Monday, May 16, 2011

Invasive Phragmites: Wicked

My, how time flies! There are only a few weeks remaining in my fellowship at the Great Lakes Commission, and I’m busy trying to finish up my work in between traveling. Given all the interesting experiences I’ve had since my last post – including the opportunity to visit Capitol Hill to advocate for Great Lakes priorities in February, and planning and conducting a workshop on the Ecological Effects of Wind Energy in Indianapolis in March – it’s hard to select just one topic to write about. But I think I’ll focus on the project that I’ve had the most involvement in during my time here: a partnership with the Michigan DNR, DEQ and other groups to build capacity for the management and control of invasive phragmites.

Non-native phragmites is a tall, aggressive wetland grass that has invaded many coastal areas in the Great Lakes region. This invasive species seriously impacts native biodiversity, habitat quality and human uses such as recreational access and lake views. In response to this issue, the Commission worked with various partners to plan and convene Phragmites Invasions in Michigan: A Symposium to Build Capacity for Management, held March 28-30, 2011. The symposium was attended by over 120 stakeholders representing diverse sectors. I was fortunate to be involved in every stage of planning this event, and was asked to present on the results of a state wide questionnaire we conducted on invasive phragmites management and control.

What really struck me at the symposium was the level of local engagement and commitment to combating invasive phragmites. Ordinary citizens across the state, with day jobs unrelated to natural resources management, are turning their concern about this invasive species into decisive action. These “local champions” are giving countless hours to galvanize their communities, educate their neighbors, and seek resources to control phragmites along their shorelines.

In my Environmental Policy class at graduate school, we learned about “wicked problems” in which stakeholders disagree on the definition of the problem, values are in conflict, and a large community will be required to resolve the issue. I never truly understood the nature of a wicked problem until I became involved in invasive phragmites management in the Great Lakes region. Although most who attended the symposium shared a desire to eradicate invasive phragmites, I was surprised at how frequently participants’ values differed. Some felt strongly that herbicide use was damaging the ecosystem, and that phragmites should not be treated without a clear plan for ecosystem restoration and a strong likelihood of success. Others felt that eradicating invasive phragmites was always justified, even if other invasive plants moved in after treatment. Although most symposium attendees spoke of private landowners willing to cooperate to control phragmites, I was amazed to hear that some landowners want to keep infestations on their property to serve as privacy screens.

There is no simple answer to the invasive phragmites problem, but what I have taken away from this experience is this: The 120 participants at the symposium were not daunted by the immense challenge of invasive phragmites. I believe the commitment and strength of local communities, combined with the resources and knowledge of environmental professionals, can overcome just about any wicked problem.
- Julie, GLC Fellow 2010

Sunday, May 1, 2011

Coastal Management Fellowship matching workshop

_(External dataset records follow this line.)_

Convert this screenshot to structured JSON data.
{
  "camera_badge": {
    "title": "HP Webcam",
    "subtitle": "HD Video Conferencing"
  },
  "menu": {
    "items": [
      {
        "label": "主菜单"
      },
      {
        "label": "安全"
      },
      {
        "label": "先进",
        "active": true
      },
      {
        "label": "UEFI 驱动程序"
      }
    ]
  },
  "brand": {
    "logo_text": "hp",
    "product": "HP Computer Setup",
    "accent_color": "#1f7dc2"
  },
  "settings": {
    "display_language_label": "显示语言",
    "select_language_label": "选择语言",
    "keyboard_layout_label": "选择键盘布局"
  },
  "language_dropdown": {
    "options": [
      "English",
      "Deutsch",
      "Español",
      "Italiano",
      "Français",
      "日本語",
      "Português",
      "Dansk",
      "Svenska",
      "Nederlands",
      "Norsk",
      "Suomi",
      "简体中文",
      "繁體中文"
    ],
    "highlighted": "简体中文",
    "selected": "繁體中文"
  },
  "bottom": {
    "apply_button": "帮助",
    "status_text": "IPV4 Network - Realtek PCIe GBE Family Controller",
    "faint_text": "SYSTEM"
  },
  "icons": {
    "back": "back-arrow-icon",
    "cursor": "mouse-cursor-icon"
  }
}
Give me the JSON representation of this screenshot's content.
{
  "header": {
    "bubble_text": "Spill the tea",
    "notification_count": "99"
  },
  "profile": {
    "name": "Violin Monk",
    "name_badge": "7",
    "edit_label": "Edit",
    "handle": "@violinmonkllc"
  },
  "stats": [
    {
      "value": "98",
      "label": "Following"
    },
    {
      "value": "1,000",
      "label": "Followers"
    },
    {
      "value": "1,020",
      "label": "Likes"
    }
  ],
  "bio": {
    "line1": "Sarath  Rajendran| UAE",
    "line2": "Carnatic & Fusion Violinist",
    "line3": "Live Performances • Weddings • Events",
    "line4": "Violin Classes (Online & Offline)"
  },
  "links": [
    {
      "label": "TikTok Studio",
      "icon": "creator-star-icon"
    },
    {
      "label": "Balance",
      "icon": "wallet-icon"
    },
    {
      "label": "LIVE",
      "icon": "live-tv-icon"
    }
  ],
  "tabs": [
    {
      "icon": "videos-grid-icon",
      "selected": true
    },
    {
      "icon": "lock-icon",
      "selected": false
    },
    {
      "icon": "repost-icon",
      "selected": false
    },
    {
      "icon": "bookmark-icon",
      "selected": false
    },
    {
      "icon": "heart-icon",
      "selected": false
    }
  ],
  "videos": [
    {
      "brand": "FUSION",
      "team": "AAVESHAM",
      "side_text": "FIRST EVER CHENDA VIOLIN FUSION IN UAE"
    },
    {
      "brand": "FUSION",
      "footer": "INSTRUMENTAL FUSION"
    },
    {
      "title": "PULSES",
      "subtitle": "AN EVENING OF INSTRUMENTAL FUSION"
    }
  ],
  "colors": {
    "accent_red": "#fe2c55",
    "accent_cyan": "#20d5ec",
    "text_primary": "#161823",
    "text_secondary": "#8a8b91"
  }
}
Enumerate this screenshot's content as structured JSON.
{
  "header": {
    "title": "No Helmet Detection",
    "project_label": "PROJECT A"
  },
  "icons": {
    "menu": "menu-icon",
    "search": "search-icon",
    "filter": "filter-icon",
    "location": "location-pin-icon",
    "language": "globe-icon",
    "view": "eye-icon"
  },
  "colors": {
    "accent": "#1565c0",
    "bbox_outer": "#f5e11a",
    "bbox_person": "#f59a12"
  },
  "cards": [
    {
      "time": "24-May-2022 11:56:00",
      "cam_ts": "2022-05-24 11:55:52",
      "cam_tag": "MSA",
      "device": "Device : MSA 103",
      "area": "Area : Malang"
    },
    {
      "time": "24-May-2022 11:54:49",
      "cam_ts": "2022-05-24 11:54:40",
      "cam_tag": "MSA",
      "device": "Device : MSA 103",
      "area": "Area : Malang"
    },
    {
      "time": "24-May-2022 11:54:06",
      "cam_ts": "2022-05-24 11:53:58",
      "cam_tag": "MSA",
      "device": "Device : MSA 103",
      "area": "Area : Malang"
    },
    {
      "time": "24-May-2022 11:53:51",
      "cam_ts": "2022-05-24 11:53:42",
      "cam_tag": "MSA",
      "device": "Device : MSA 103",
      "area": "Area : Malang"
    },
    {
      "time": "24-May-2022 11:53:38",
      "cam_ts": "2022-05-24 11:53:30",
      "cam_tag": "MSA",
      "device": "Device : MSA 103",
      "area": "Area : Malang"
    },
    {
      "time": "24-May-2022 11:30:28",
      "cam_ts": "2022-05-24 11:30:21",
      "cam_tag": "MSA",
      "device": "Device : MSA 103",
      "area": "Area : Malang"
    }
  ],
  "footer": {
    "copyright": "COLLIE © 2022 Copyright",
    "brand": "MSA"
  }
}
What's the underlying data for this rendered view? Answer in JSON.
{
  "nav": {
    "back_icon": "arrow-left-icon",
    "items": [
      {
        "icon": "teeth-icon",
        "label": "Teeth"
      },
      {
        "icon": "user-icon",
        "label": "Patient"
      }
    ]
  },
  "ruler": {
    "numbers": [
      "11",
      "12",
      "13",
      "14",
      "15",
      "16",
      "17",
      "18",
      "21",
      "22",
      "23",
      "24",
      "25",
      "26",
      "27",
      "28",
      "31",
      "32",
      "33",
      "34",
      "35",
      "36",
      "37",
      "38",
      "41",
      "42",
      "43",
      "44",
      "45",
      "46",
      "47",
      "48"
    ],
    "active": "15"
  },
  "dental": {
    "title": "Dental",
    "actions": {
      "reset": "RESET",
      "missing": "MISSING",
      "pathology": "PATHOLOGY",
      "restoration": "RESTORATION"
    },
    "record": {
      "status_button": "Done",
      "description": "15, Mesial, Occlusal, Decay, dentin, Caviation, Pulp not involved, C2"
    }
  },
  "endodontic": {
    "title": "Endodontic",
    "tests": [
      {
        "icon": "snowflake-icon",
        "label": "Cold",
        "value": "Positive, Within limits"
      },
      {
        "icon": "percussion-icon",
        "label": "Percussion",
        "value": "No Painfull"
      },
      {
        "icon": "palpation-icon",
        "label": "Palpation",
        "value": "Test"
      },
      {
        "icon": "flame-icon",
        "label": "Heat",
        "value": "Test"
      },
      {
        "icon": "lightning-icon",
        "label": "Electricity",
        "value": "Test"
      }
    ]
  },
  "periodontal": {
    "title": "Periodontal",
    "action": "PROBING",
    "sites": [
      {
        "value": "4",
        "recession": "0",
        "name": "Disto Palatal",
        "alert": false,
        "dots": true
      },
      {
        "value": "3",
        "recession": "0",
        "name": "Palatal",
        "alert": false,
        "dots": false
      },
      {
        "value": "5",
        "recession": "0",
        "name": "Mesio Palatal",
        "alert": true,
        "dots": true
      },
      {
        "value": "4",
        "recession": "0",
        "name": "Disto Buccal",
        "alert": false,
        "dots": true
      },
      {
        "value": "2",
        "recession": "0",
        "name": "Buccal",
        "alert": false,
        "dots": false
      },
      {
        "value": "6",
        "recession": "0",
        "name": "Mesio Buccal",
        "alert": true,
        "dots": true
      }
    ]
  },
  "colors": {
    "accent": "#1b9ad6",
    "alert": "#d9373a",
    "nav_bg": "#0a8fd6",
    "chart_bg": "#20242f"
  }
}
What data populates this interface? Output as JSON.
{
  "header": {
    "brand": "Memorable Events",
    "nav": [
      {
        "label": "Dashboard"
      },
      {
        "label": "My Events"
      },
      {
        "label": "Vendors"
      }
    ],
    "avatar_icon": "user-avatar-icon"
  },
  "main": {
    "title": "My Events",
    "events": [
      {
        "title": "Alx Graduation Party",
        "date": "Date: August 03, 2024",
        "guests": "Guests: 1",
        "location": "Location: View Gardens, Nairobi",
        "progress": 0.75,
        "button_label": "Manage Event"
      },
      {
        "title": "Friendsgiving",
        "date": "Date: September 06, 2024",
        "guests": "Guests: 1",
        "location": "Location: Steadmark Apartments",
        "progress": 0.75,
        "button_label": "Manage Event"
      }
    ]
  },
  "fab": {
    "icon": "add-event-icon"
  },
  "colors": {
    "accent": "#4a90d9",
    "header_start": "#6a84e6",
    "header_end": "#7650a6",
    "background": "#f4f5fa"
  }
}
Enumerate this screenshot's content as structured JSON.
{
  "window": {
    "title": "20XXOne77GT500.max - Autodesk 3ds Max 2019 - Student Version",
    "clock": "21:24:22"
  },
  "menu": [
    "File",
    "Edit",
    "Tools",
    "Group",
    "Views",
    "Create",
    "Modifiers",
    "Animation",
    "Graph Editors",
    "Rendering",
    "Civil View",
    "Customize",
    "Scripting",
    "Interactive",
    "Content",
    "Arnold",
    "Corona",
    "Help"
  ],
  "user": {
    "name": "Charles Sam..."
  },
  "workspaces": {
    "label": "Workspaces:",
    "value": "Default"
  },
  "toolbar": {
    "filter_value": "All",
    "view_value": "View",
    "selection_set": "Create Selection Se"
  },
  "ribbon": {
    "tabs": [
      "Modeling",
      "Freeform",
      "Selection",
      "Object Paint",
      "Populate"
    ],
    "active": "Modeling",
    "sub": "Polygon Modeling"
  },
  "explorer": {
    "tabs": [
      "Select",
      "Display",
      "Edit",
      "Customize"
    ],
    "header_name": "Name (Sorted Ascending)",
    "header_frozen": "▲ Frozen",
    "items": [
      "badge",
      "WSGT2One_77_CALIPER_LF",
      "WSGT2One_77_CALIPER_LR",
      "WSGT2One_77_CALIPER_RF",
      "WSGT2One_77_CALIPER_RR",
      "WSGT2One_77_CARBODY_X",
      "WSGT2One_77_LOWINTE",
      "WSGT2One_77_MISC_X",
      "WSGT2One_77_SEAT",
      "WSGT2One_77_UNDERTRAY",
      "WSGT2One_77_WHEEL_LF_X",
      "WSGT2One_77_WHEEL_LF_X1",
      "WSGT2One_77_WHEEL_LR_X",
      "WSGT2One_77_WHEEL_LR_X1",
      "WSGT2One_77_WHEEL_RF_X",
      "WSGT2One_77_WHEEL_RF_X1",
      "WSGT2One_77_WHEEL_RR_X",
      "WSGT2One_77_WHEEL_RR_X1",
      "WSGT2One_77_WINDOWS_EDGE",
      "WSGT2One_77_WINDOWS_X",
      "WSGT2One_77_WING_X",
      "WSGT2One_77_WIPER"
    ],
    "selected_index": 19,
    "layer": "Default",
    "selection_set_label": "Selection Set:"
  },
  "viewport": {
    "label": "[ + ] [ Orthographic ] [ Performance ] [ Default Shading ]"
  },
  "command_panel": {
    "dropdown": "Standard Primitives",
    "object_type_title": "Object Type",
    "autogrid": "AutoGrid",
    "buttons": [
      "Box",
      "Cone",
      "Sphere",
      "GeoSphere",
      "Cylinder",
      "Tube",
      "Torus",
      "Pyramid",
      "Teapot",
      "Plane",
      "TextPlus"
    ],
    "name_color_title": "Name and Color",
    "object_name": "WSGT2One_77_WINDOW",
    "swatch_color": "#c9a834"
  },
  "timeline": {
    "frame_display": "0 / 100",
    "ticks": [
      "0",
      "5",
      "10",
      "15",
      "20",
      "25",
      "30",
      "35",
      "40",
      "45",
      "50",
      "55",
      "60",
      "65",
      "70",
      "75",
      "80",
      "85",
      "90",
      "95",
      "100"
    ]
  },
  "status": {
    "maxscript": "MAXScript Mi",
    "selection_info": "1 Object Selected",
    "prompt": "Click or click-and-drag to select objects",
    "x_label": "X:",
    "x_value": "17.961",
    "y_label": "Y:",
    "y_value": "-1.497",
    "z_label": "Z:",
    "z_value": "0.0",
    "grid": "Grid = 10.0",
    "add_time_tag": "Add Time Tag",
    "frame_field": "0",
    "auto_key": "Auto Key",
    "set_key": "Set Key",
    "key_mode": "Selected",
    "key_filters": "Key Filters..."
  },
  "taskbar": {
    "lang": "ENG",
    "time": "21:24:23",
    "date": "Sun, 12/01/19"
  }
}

It was a busy and occasionally stressful week, but a productive and ultimately successful one. Finalists from across the country came to Charleston, SC to participate in the 2011 NOAA Coastal Management Fellowship matching workshop. In this process, 6 of the 11 finalists were placed with 6 different state coastal management agencies through a partnership between the state and the NOAA Coastal Services Center. Our backgrounds were as varied as the projects themselves, which ranged from climate change policy and adaptation to development of a coastal erosion index.

Zach and his new mentor from NY.

During the first day of the workshop, representatives from each state office presented their project and talked a bit about the pros of living in their particular city. States from colder climes endured some good-natured jabs from South Carolina regarding its superior weather. As if to underscore that point, it was beautiful that week in Charleston. It's a charming town.

During the second day, the tables turned and the finalists gave presentations on their backgrounds. This was the most nerve-wracking part of the process for me. Some of us tailored our presentations to certain projects we knew we were interested in, while others gave a more general overview. I spoke to my background in GIS and coastal mapping, as I thought I'd be a good fit with the two marine spatial planning projects. Hearing about the accomplishments and skills of the other candidates was a humbling experience, and all of us felt honored to be among the group of finalists.

During the third and fourth days we interviewed with our potential hosts to determine if the fit was mutual. Most nights saw the finalists going out to dinner and/or bars as group. Despite the fact that we were "competing", the group bonded quickly and developed a real sense of camaraderie in the face of the uncertainty surrounding the outcome of the week. The Coastal Services Center, which acted as a sort of intermediary between the state hosts and finalists, also helped allay our nerves and ensure a smooth process. In the end, I was matched with the state of New York's Division of Coastal Resources. I'll be helping with their offshore spatial planning efforts, and my two-year fellowship will being sometime in August. I think it will be a great fit with a great group of people. Stay tuned for details on that front.  - Zach, CMF 2011